The phone that might end up called Samsung Galaxy S5 (Galaxy SV) will come with a high-end Snapdragon processor from Snapdragon 800 generation. There might be a version based on Samsung’s Exynos processor with eight cores and no LTE, but the US version of the phone is locked down to Qualcomm’s Snapdragon 800. The Snapdragon 805 with better GPU might just not be ready in time launch. We expect to see this phone launched in late Q1 2014 or early Q2 2014, between March and May would be our best bet.

The key is of course LTE support that Qualcomm has to offer.

In the US market it becomes almost impossible to sell a phone without LTE, especially in the high end, and the trend is slowly catching on in Europe.
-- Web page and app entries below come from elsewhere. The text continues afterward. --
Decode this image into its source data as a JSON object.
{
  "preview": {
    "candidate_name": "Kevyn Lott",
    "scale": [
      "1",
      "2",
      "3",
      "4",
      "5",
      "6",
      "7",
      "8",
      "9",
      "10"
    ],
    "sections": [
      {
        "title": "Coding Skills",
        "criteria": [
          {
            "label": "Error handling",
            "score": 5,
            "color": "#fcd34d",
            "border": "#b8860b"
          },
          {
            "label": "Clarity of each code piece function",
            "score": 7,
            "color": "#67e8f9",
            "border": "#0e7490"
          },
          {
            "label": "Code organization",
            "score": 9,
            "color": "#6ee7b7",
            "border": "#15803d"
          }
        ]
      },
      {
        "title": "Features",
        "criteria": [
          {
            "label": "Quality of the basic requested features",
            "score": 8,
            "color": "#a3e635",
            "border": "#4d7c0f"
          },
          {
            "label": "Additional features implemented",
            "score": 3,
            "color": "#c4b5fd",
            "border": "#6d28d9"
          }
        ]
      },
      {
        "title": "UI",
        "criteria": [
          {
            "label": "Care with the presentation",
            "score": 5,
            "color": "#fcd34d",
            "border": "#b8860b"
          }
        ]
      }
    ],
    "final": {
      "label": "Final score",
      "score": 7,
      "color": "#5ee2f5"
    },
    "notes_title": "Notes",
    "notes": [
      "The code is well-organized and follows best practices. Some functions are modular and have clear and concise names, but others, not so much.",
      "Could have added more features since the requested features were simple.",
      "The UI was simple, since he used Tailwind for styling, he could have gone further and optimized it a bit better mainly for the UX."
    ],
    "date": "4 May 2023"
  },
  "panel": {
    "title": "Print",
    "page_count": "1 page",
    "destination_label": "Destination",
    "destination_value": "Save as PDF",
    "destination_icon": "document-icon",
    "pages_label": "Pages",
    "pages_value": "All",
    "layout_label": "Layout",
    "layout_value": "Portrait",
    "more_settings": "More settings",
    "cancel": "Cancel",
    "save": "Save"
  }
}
China, the world’ biggest mobile market, is slowly staring its LTE deployment, but it will take at least one year for LTE to become a must-have feature for phone manufactures in the Chinese market.

Intel and Nvidia do have discrete LTE but they are slow in nailing key phone designs, while MediaTek as a good chance of getting least some major design wins this year, but the Samsung Galaxy 5 won’t be one of them.

blog comments powered by Disqus

To be able to post comments please log-in with Disqus

 

Facebook activity

Latest Commented Articles

Recent Comments